Three Ways to Eat Healthy During the Holidays
It’s the season for candied yams and buttery mashed potatoes, breaded chicken and roasted duck, Yule logs, pies and egg nog. But before you dive into the festive smorgasbord, consider that a series of “just one more bite” justifications will come back to bite you in the New Year. Here are three ways to stay slim while enjoying your favorite holiday treats.
1. Moderate how much you eat. It’s easy to eat small meals if you spread them out (try 5-6 meals a day instead of 2-3). Frequent, small meals will keep your metabolism up and keep you from going hungry and then overeating. You might even find that you enjoy food in small portions – it’s more of a treat, and you’ll spend longer savoring it. If you’re desperate for some fig pudding, have a small serving. This is always a better option than denying yourself, obsessing until you can’t take it anymore, and diving into a colossal dish of the stuff.
Eating slowly is another good way to eat less.
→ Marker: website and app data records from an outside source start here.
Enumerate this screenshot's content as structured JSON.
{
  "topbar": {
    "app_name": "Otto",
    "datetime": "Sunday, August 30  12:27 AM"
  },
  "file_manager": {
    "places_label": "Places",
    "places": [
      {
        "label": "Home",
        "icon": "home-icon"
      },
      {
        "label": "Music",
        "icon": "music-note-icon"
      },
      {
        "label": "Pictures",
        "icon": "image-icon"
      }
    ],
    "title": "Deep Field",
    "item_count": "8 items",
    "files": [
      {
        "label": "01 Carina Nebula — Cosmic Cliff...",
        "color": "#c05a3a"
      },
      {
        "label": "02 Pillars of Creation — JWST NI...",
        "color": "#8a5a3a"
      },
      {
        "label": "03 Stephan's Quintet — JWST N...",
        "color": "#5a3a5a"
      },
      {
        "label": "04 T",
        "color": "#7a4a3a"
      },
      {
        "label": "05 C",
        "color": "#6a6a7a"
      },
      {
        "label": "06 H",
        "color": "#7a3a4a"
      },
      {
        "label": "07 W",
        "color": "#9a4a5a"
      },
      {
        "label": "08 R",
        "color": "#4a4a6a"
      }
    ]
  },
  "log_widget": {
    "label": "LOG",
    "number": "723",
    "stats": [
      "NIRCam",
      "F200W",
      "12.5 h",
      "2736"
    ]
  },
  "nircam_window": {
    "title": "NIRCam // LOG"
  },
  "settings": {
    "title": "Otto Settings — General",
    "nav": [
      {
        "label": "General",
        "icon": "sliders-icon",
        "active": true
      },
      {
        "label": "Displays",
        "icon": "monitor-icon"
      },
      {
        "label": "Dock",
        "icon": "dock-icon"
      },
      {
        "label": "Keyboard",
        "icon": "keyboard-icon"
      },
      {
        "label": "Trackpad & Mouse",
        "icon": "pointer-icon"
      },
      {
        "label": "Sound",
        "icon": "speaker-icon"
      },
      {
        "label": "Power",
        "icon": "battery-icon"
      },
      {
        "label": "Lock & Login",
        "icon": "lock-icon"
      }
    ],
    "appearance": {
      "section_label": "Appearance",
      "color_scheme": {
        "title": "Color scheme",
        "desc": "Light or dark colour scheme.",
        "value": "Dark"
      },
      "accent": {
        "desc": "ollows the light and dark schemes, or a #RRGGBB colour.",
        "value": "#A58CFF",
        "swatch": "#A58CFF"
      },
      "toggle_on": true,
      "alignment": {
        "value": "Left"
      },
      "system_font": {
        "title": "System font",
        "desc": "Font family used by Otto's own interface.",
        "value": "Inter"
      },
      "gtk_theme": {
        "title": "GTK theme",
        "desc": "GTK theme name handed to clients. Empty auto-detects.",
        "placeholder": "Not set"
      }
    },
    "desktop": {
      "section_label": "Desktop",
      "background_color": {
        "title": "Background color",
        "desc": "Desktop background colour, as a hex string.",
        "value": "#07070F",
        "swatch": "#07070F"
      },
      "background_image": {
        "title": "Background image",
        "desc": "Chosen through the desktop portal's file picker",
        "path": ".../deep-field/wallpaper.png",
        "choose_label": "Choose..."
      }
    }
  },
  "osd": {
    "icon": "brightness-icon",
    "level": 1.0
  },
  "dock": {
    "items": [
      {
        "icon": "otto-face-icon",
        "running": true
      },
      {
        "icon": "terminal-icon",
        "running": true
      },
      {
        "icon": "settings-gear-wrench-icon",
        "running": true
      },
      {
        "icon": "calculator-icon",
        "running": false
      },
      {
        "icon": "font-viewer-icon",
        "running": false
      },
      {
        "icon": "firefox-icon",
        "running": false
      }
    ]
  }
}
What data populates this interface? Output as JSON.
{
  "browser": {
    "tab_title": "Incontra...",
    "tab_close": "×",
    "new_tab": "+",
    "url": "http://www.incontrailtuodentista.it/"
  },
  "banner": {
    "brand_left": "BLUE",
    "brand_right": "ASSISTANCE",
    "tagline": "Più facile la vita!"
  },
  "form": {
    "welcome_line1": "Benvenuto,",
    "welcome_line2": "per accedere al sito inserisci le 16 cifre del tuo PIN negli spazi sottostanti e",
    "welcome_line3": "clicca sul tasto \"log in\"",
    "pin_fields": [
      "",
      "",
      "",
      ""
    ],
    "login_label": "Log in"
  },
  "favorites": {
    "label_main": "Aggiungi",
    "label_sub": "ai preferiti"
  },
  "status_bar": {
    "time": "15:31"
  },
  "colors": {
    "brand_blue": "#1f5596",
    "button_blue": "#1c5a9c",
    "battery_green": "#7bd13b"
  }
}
As you start piling your plate, keep in mind that you will fill up on less food than you think. Start with small portions and go back for more – if you’re still hungry after 30 minutes. It’s important to allow fullness to set in. Eat too quickly and your brain doesn’t get a chance to send the message until it’s too late and you’re ballooned in an armchair with five pounds of turkey in your stomach.
What’s that? You dished too much? It’s better to waste a little food than to fork up every last bite after you’re full.
2. Eat filling foods. Some foods take longer for your body to process, and some just make your tummy feel full. Pick foods that rank high on the satiety index. Protein, such as eggs and beef, will fill you up fast. Oatmeal is a much more satisfying breakfast than sugary cereal or white toast, especially if you have it with low-fat yogurt. Soup is filling too – go for low-fat, hearty stews with meat and veggies. If you start a meal with salad, you’ll eat less for the main course.
Fiber is very filling, so go for the fruit basket instead of the fruit cake. Apples and oranges fill you up not only from fiber, but because they’re largely full of fluid. Some other rich fiber sources are beans, wild rice, and whole grain bread and pasta.
What if everything on the table is high carb, high calorie and high sugar? Reach for the most filling option. Pick the high-carb white potatoes if that will keep your paws off the stuffing and pumpkin pie. You only need a small serving of potatoes to fill up. Just go light on the gravy.
3. Have a solid strategy. Make a plan (and write it on a sticky note, if you have to) before hitting the holiday buffets. If you look at the whole nutrition picture instead of seeing isolated food choices, you’ll be less likely to choose impulsively. Here’s a goal: decide to have one dessert a week – preferably at the end of the week, as your reward. You’ll stride past the cakes and candy dishes if you are looking forward to enjoying that Pecan pie on Saturday. Without a strategy, you might have the peppermint bark, ginger bread, hot chocolate and truffles, and be too gorged on sweets to really enjoy Saturday’s Pecan pie (but you’d eat it anyway). Written goals will highlight your successes and help you avoid food missteps.
Bottom line: If you absolutely must try everything in the spread, take small portions and eat slowly. Have a small meal or full glass of water 2 hours before that big dinner. And don’t show up to the table without a game plan!
Stress and Seasonal Affective Disorder can take a toll on your weight during the holidays. Check out WebMD’s article on surviving the holidays with your health intact.